Associate Professor of Medicine Mahidol UniversityVIEW PROFILE
When Nithima Chaowalit Ratanasit, M.D. (CV ’04), came to Mayo Clinic in Rochester from Bangkok, Thailand, for a research fellowship in echocardiography, that specialty was new in her country. Two of her colleagues had journeyed to Mayo Clinic for echocardiography fellowships, and she followed suit. When Dr. Ratanasit returned to Bangkok, her hospital had two echocardiography machines. Today it has almost 20, a larger echo lab and five cardiologists specializing in echo. Since her time in Rochester, Dr. Ratanasit wrote the first textbook about stress echocardiography published in the Thai language.
Two of my senior colleagues in Bangkok been to Mayo Clinic, Decho Jakrapanichakul, M.D. (CV ’98), and Yongyuth Sahasakul, M.D., for echocardiography fellowship and as a visiting clinician, respectively. I followed what they did. Mayo Clinic is very famous and well regarded in Thailand among medical societies.
I enjoyed my 18 months in Rochester. The Echocardiography Lab is much bigger than the one at my hospital, with many echo machines, rooms, sonographers and physicians.
I had a ruptured appendix while I was training at Mayo Clinic and spent two weeks in the hospital. It was good to experience being a patient at Mayo Clinic.
It means a lot. I’m very proud of it. Mayo Clinic made my career path in stress echocardiography. I knew almost nothing about it before I studied with Dr. (Patricia) Pellikka (MED ’83, I ’86, CV ’89; chair, Division of Cardiovascular Ultrasound; vice chair for academic advancement & faculty development for the department; and the Betty Knight Scripps Professor in Cardiovascular Diseases Honoring George M. Gura, M.D.). There weren’t many cardiologists in Thailand at the time, and most of them were in general cardiology.
I tried to read papers and a textbook before I went to Mayo Clinic. When I came back, I sent up an echo lab here, and now we’ve had it for more than 10 years. I’ve taught many other colleagues since then. Dr. Pellikka is a good mentor and my role model. She taught me about general echo and stress echo in both clinical and research points of view, and I have almost 10 publications from my time at Mayo Clinic. She also wrote the forward to the stress echo textbook I wrote.

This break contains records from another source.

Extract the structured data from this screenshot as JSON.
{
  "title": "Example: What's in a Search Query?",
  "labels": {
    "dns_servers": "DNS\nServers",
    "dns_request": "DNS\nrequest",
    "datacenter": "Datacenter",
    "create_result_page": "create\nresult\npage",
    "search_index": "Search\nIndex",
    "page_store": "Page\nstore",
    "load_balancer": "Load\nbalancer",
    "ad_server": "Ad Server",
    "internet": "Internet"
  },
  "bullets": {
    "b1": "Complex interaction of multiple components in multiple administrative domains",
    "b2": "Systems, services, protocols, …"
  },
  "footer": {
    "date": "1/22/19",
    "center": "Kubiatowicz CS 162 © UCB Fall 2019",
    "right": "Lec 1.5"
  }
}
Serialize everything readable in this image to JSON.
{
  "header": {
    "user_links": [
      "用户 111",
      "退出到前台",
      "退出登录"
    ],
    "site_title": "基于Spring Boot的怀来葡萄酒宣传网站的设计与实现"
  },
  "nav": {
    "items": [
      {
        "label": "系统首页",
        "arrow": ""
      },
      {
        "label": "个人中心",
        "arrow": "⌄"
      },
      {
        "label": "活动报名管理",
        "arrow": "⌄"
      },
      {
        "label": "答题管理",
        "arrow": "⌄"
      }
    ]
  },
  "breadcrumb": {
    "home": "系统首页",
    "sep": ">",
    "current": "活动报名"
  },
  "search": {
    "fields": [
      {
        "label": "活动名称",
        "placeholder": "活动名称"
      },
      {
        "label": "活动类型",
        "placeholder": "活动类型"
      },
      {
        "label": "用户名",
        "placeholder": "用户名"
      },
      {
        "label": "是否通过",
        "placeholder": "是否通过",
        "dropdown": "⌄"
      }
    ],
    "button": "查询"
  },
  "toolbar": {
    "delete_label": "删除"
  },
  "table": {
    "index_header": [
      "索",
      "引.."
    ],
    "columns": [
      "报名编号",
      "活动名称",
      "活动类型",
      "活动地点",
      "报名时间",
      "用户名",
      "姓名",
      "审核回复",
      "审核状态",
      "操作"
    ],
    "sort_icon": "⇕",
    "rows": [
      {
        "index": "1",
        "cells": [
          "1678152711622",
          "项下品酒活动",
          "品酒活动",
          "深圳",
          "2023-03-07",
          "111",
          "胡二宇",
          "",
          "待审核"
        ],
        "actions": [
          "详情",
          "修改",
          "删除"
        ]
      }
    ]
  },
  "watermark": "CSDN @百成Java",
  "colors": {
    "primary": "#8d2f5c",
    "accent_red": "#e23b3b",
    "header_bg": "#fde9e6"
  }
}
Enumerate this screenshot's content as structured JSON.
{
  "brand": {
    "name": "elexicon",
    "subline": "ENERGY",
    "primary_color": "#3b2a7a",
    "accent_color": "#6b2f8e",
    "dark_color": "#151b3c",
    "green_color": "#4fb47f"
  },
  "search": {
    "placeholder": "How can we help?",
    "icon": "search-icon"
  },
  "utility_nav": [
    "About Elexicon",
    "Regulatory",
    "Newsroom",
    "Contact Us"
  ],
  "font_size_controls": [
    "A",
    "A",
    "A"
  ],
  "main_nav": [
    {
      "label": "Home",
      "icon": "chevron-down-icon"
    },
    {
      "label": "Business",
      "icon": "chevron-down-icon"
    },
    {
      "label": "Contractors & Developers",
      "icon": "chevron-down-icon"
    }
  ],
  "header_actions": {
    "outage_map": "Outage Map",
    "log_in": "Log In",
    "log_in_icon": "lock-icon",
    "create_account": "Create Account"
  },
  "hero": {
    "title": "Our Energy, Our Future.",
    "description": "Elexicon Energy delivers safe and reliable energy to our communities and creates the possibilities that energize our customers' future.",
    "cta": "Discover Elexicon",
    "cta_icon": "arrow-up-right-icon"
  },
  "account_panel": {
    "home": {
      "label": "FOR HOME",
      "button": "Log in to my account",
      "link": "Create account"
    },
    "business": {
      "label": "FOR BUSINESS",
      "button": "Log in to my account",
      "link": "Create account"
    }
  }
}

Dr. Pellikka says, “Dr. Ratanasit is a star — very bright and motivated. It was absolutely a pleasure to work with her. She has a natural aptitude for understanding and reading stress echocardiography. I look forward to seeing her periodically at national and international meetings.”
I’m an associate professor at our hospital and am waiting for academic promotion to professor. I hope to get that news early in 2019. I see patients, do echocardiography including stress echocardiography, and teach medical students, residents and cardiology fellows.
I would like to share my experience with the younger generation as much as I can. After I achieve the academic rank of professor, I want to devote myself to patients. Our hospital is government owned, and we have many poor patients. I want to use my knowledge and experience to help them.
I also would like to provide lectures to our medical students, residents and fellows in echocardiography. One of my younger colleagues, Maytinee Kittipovanonth, M.D. (CV ’08), went to Mayo Clinic for an echocardiography fellowship a couple of years after I was back in Bangkok.
I like to spend my free time with my family and take care of my parents. I also like exercise and traveling.